Private equity pours money into India's primary healthcare

According to recent trends Private equity funds are investing more and more in India's primary healthcare, betting the sick and ailing will stop seeing family doctors in often cramped and dingy quarters and check into modern chains sprouting up all across the country.

The opportunity is vast as India's unorganized primary healthcare system is worth $30 billion and is growing at least 25 percent a year but the challenge will be convincing the sick to give up their trusted family doctors.

While fees at modern clinics range from 150 to 600 rupees for treatment of routine illness, sole general practitioners charge patients anything between 50 and 300 rupees per visit.

However, organized healthcare providers including Apollo Hospitals Enterprise Ltd and Fortis Healthcare Ltd are betting that growing numbers of patients will be willing to pay two or three times more for better-equipped clinics - all under a model that can be replicated fast and offers investors the potential for quick returns.

According to Santanu Chattopadhyay, CEO of NationWide Primary Healthcare Services,"The family doctor concept is slowly phasing out as migrants in cities look out for a brand rather than visiting a general physician next door".

Saturday, January 5, 2013

Iceberg phenomenon of disease

The pattern of disease encountered in a hospital is quite different from that in a community.

In the community/society a far larger proportion of disease (e.g., diabetes, hypertension) is hidden from view  of the general public or physician.

In this context the analogy of an iceberg is widely used to describe the disease pattern in the community.

The concept of the "iceberg phenomenon of disease"gives an idea of the progress of a disease from its sub-clinical stages to overt or apparent disease state.

The submerged portion of the iceberg represents the hidden mass of the disease (e.g., sub­clinical cases, carriers, undiagnosed cases).

The floating tip represents what the physician sees in his practice/chamber/hospital etc.

The remaining Large Hidden part of the iceberg is what constitutes the mass of unrecognized disease in the community.

New Method For Uncovering Side Effects Before A Drug Hits The Market

Side effects are a major reason that drugs are taken off the market and a major reason why patients stop taking their medications, but scientists are now reporting the development of a new way to predict those adverse reactions ahead of time.

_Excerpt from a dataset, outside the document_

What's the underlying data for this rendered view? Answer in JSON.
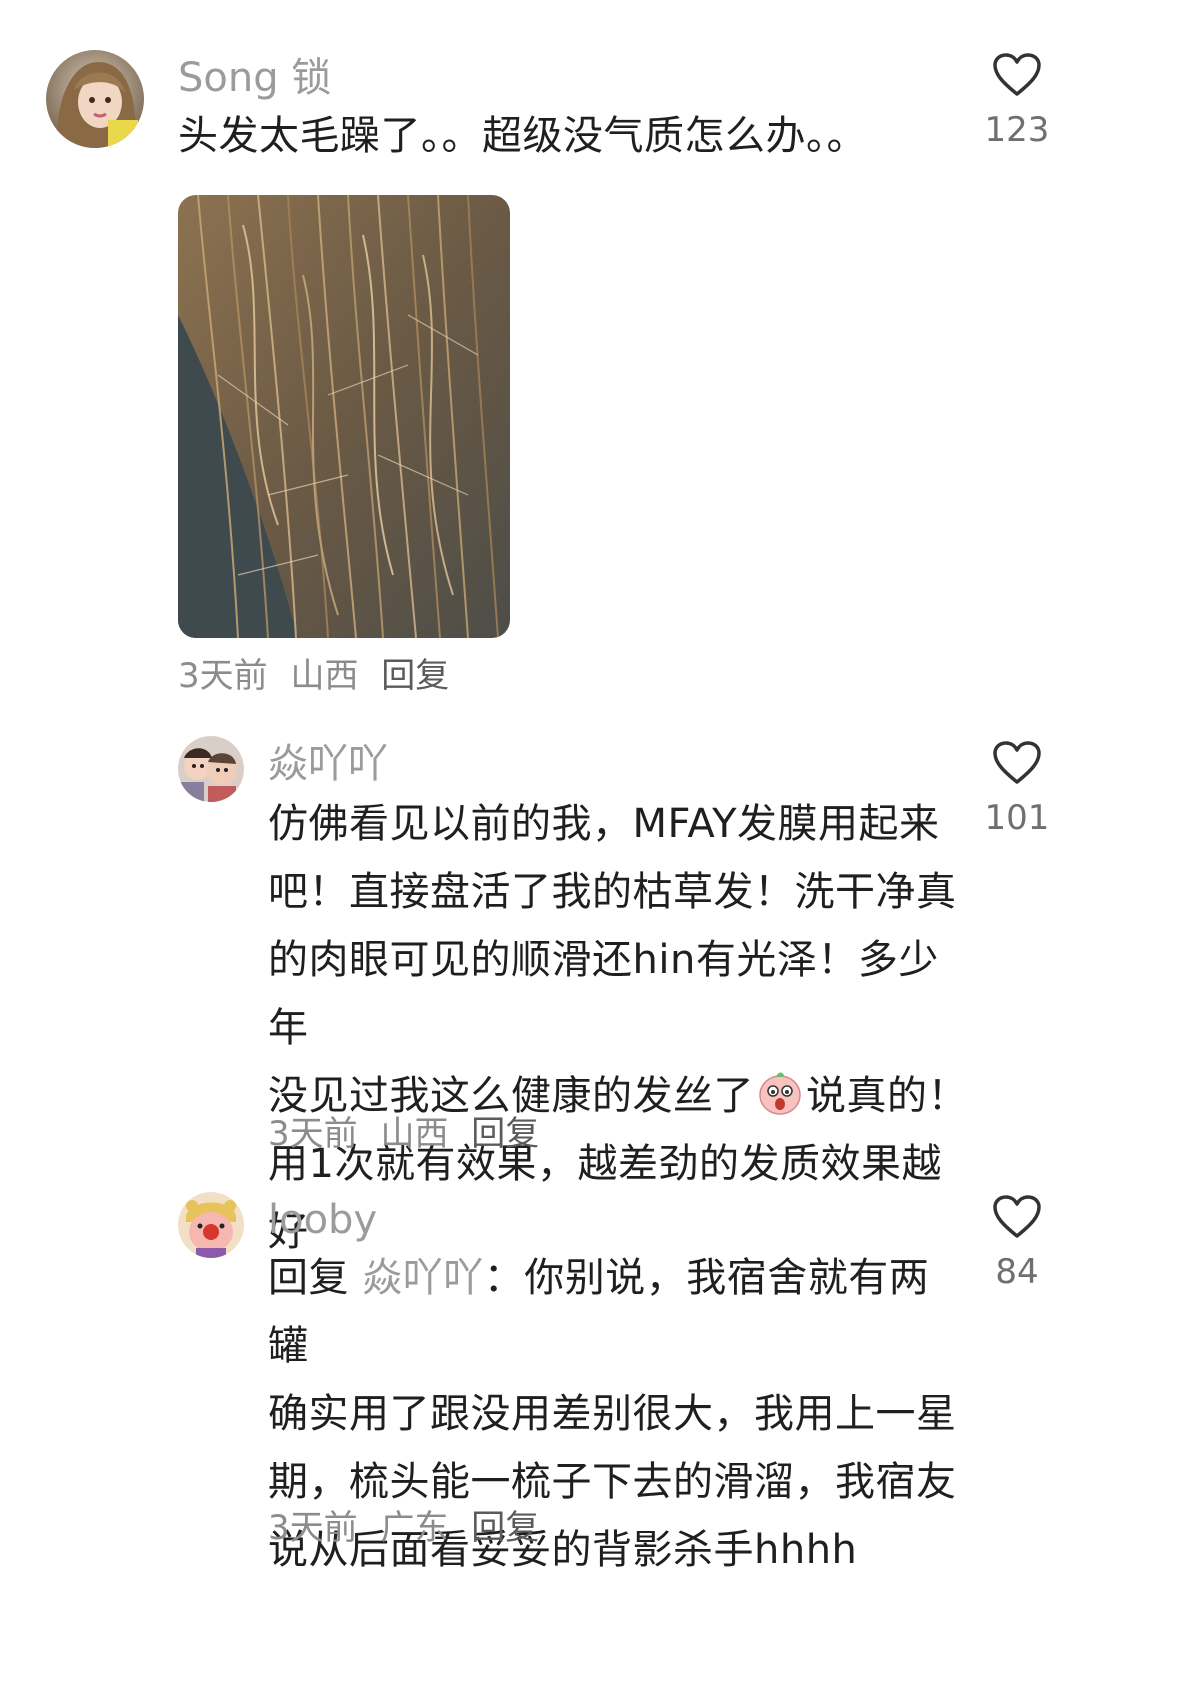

The report on the method, which could save patients from severe side effects and save drug companies time and money, appears in ACS' Journal of Chemical Information and Modeling.

Yoshihiro Yamanishi and colleagues explain that drug side effects are a major health problem - the fourth-leading cause of death in the U.S. - which by some estimates claim 100,000 lives every year. Serious side effects are the main reason why existing drugs must be removed from the market and why pharmaceutical companies halt development of new drugs after investing millions of dollars. Current methods of testing for side effects are costly and inaccurate. That's why the scientists sought to develop a new computer-based approach to predicting possible side effects.

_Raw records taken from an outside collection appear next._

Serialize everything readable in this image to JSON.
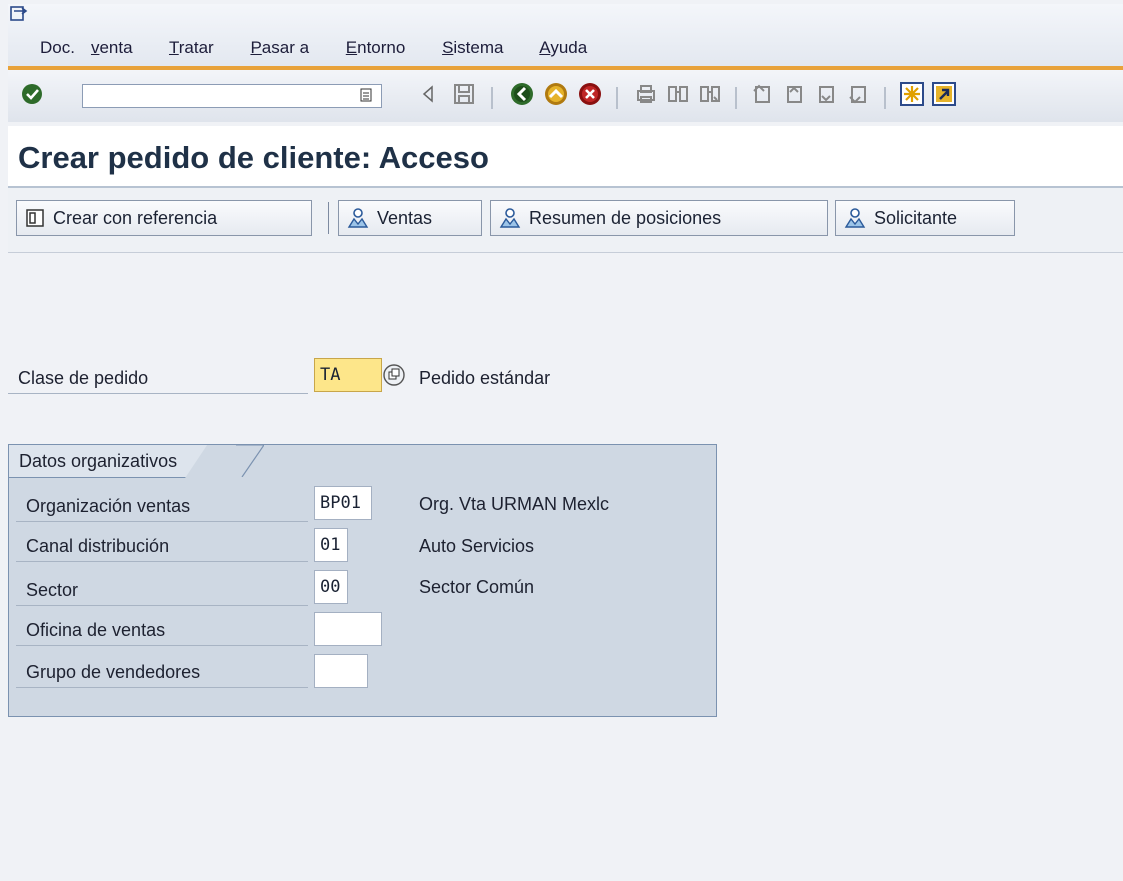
{
  "menu": {
    "items": [
      {
        "pre": "Doc.",
        "u": "v",
        "post": "enta"
      },
      {
        "pre": "",
        "u": "T",
        "post": "ratar"
      },
      {
        "pre": "",
        "u": "P",
        "post": "asar a"
      },
      {
        "pre": "",
        "u": "E",
        "post": "ntorno"
      },
      {
        "pre": "",
        "u": "S",
        "post": "istema"
      },
      {
        "pre": "",
        "u": "A",
        "post": "yuda"
      }
    ]
  },
  "toolbar": {
    "command_field_value": "",
    "icons": [
      "enter-icon",
      "command-field-dropdown-icon",
      "back-arrow-icon",
      "save-icon",
      "back-icon",
      "exit-icon",
      "cancel-icon",
      "print-icon",
      "find-icon",
      "find-next-icon",
      "first-page-icon",
      "previous-page-icon",
      "next-page-icon",
      "last-page-icon",
      "create-session-icon",
      "shortcut-icon"
    ]
  },
  "title": "Crear pedido de cliente: Acceso",
  "app_toolbar": {
    "create_with_reference": "Crear con referencia",
    "sales": "Ventas",
    "item_overview": "Resumen de posiciones",
    "ordering_party": "Solicitante"
  },
  "order_type": {
    "label": "Clase de pedido",
    "value": "TA",
    "description": "Pedido estándar"
  },
  "org_data": {
    "group_title": "Datos organizativos",
    "rows": [
      {
        "label": "Organización ventas",
        "value": "BP01",
        "description": "Org. Vta URMAN Mexlc"
      },
      {
        "label": "Canal distribución",
        "value": "01",
        "description": "Auto Servicios"
      },
      {
        "label": "Sector",
        "value": "00",
        "description": "Sector Común"
      },
      {
        "label": "Oficina de ventas",
        "value": "",
        "description": ""
      },
      {
        "label": "Grupo de vendedores",
        "value": "",
        "description": ""
      }
    ]
  },
  "colors": {
    "accent_orange": "#e8a23a",
    "title_blue": "#1f3147",
    "group_bg": "#cfd8e3",
    "required_field": "#fde68a"
  }
}
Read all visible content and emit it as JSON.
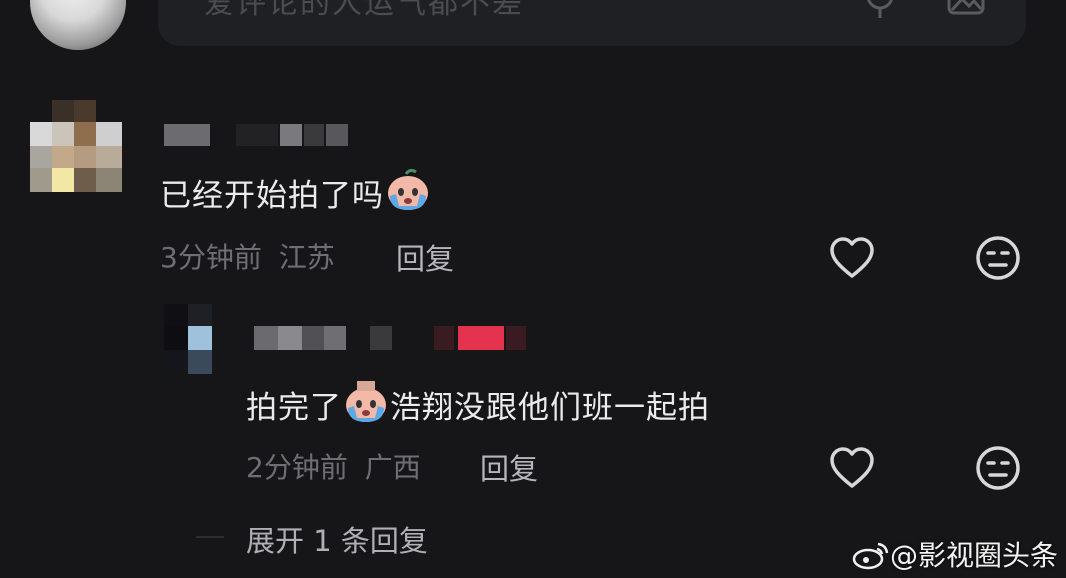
{
  "input": {
    "placeholder": "爱评论的人运气都不差"
  },
  "comments": [
    {
      "text_before_emoji": "已经开始拍了吗",
      "emoji": "crying-emoji",
      "time": "3分钟前",
      "location": "江苏",
      "reply_label": "回复"
    },
    {
      "text_before_emoji": "拍完了",
      "emoji": "crying-emoji",
      "text_after_emoji": "浩翔没跟他们班一起拍",
      "time": "2分钟前",
      "location": "广西",
      "reply_label": "回复"
    }
  ],
  "expand_label": "展开 1 条回复",
  "watermark": "@影视圈头条",
  "colors": {
    "background": "#161618",
    "text": "#ebebeb",
    "meta": "#6e6e73",
    "username_redaction_red": "#e5324f"
  }
}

They show the usefulness of their proposed method on simultaneous prediction of 969 side effects of 658 drugs that already are in wide medical use. The method is based on knowledge about chemical and biological information about ingredients in these medications. They also used the approach to identify possible side effects for many uncharacterized molecules. Based on that work, the scientists conclude that the new method could be helpful in uncovering serious side effects early in the development and testing of new drugs, avoiding costly investment in medications unsuitable for marketing.